      In some of your posts lately you post seem to be trying to shame us but how about this, how about Haitian kids in Haiti? Before we buy any luxuries, should we ensure that they have health insurance and care equal to that of middle class Americans? Some Americans spend hundreds of dollars on health care for pets but send not a dollar to provide healthcare to poor Africans.

      It is not only conservatives. We humans are just not that good. We believe parents should provide first. If you want to shame us why focus on the relatively well of USA children?

    • As ‘health advocates’ stand against the backlash from the Hard Right in the coming years, I hope we all remember to ask this question of the budget cutters, the libertarians and any other wolves in sheep’s clothing who would roll back ObamaCare and/or Medicaid, ‘Pray tell, what child does not deserve health care?’ Having asked that, I hope we all draw an indelible line in front of the removal of any child from health care coverages now in place.
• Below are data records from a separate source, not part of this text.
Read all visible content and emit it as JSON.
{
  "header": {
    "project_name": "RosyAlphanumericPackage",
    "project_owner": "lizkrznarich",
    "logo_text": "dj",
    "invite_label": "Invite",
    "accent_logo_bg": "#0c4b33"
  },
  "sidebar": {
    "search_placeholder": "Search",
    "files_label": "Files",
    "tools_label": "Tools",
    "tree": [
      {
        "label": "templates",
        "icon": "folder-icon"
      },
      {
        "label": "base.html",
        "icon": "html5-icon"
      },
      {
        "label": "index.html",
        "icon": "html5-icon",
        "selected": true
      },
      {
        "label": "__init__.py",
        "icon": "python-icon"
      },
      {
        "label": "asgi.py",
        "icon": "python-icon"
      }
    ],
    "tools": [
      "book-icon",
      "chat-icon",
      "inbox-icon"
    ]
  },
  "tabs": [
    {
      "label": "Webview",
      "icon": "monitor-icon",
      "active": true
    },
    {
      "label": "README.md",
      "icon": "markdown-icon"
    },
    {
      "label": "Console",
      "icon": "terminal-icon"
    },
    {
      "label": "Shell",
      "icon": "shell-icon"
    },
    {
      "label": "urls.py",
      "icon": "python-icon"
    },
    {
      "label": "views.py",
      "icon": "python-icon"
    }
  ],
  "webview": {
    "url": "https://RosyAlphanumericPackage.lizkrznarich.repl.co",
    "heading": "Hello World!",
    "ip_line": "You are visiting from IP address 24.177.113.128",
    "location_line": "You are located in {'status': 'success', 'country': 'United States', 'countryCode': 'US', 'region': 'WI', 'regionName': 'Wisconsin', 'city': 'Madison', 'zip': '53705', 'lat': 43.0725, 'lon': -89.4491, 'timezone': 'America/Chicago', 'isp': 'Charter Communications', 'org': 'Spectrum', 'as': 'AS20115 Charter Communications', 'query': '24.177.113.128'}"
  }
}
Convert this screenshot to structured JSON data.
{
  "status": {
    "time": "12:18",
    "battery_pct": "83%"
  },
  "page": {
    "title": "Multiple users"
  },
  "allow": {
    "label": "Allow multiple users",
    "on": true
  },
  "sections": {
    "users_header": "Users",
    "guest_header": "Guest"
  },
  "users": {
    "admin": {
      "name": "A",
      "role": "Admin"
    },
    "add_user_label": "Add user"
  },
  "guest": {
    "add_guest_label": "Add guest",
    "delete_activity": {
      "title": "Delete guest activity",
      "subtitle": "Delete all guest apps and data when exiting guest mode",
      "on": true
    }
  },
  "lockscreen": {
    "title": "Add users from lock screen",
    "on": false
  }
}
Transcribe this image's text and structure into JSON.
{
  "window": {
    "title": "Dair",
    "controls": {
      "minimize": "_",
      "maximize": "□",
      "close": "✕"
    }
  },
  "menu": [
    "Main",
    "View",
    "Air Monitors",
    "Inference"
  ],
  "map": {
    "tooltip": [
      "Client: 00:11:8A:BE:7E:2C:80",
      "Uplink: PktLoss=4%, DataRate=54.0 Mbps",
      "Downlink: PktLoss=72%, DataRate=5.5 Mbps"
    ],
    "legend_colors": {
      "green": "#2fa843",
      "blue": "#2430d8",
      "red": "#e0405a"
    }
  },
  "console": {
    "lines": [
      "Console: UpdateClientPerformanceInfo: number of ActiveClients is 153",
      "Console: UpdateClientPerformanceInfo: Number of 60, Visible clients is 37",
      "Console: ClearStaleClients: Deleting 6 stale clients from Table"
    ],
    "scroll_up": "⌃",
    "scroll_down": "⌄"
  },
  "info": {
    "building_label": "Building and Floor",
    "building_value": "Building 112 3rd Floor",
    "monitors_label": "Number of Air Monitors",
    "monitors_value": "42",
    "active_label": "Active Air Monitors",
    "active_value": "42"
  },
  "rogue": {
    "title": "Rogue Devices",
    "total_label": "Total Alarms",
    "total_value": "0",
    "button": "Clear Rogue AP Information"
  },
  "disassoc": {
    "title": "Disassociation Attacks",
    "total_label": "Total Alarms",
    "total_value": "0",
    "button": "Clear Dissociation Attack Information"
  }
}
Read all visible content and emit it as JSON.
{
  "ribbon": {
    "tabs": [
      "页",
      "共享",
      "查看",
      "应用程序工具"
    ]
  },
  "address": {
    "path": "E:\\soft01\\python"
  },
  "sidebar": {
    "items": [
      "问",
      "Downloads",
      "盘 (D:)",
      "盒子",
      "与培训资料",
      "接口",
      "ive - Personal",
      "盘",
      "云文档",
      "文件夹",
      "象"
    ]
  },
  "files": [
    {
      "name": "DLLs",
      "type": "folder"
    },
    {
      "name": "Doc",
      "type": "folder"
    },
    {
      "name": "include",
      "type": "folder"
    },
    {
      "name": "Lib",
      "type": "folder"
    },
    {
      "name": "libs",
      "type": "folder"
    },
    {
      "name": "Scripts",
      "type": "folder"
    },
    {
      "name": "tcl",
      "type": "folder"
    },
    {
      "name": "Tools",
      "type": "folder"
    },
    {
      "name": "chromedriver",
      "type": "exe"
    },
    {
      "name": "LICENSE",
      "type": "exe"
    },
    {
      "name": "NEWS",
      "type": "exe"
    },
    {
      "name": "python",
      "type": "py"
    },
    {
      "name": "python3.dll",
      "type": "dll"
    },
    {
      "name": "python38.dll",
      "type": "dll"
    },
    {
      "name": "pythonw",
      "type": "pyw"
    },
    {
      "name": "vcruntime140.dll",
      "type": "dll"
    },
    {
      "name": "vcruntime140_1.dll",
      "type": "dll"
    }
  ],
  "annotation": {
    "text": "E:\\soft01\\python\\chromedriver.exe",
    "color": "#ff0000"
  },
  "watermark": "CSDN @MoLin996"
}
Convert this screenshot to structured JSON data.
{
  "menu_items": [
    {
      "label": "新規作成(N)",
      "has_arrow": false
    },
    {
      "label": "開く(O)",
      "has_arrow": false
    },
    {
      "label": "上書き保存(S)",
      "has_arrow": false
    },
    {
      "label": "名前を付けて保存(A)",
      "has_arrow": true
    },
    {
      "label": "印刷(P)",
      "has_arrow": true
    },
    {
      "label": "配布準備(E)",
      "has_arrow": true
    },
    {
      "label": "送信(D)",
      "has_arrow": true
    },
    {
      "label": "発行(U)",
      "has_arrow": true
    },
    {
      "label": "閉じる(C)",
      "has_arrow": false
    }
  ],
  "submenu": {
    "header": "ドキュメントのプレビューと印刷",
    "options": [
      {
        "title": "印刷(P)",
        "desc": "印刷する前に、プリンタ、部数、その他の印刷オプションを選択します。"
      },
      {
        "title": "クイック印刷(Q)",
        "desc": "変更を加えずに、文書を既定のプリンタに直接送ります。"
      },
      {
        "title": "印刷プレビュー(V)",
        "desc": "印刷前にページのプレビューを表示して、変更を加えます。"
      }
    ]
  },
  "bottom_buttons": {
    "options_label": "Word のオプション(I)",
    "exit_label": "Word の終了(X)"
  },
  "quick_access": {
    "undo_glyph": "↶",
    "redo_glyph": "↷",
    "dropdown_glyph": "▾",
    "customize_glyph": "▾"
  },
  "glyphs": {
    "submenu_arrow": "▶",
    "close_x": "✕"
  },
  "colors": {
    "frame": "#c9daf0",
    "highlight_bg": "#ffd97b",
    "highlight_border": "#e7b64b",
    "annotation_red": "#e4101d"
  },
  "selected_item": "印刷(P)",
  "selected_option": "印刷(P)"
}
If we do not ALL stand and fight for universal coveage for children, who are we?

    • I remember a segment on CBS Sunday Morning show from years ago when Charles Kuralt was still alive. The singer Paul Simon had funded two mobile health vans, one in NYC and the other in Louisiana I think, to bring care to uninsured children. After the segment Kuralt pointed out that European countries didn’t have to have charitable contributions from famous people to try to make sure their children had access to health care. All their children had access.

      Does this mean Europeans simply care more about their children than Americans do? he asked. Why yes, he answered, it does.

      • If the question is whether Europeans care more about their own children than Americans, the answer is No. If the question is whether Europeans care more about ensuring the safety and comfort of other people’s children in their nations than Americans, then the answer has to be Yes. But of course, “Europeans” and “Americans” have a spectrum of views, so this is an abstraction and a kind of average, not a universal truth.

    • The Amish will take advantage of healthcare, even if they don’t have insurance. The community also has money set aside, in case of emergency. They also can’t be in debt for more than 7 years, the family provides land for farming, the community will build houses and/or barns if needed. And they don’t pay electrical or phone bills. Some are investing in solar technology (for their barns) and the community provides a school for them up to, I think, 8th grade. So, they might not have the “luxuries” but their community would seem to take far better care of their children than we English do.

    • I am confused by this post, Austin. Cherry picking in Medicare is incentivized when a single rate per member is paid by the government to the plan, but the plans’ cost varies according to each member’s health. However, Medicare Advantage has been moving away from a flat payment rate for years now. Medicare payments by the feds are risk-adjusted, and there is a desire by insurers for members with pre-existing conditions.

      Also look at all the activity in Medicare SNP (special needs plans)..

    • Sorry, Aaron, not Austin!

    • By the sheer numbers, it sounds like most of these kids are illegal immigrants to US. Which easily explains why they are not covered by Medicaid.

      And the second easy reply – what percentage of these kids does not actually get medical care? Without this statistics, the numbers you showed are irrelevant.

      Thirdly, without any discussion about the parents, this statistics proves nothing. If you remember, massive amounts of money is spent on Medicaid, welfare, foostamps and subsidized housing. How come the parents cannot afford to get insurance for the kids? Or maybe they don’t think their kids need insurance, because they pay in cash? And maybe, those parents are illegal immigrants, as are their kids – which is why they don’t get Medicaid.

      All in all, this statistics proves nothing, because it lacks sufficient background information.

      Last but not least – what’s the age bracket in this graph? Who is considered to be a “child”? According to Obamacare, people as old as 26 should be kept on the parents’ insurance.

    • “‘Pray tell, what child does not deserve health care?’”

      Let’s ask the parents who decided against buying insurance. Shall we?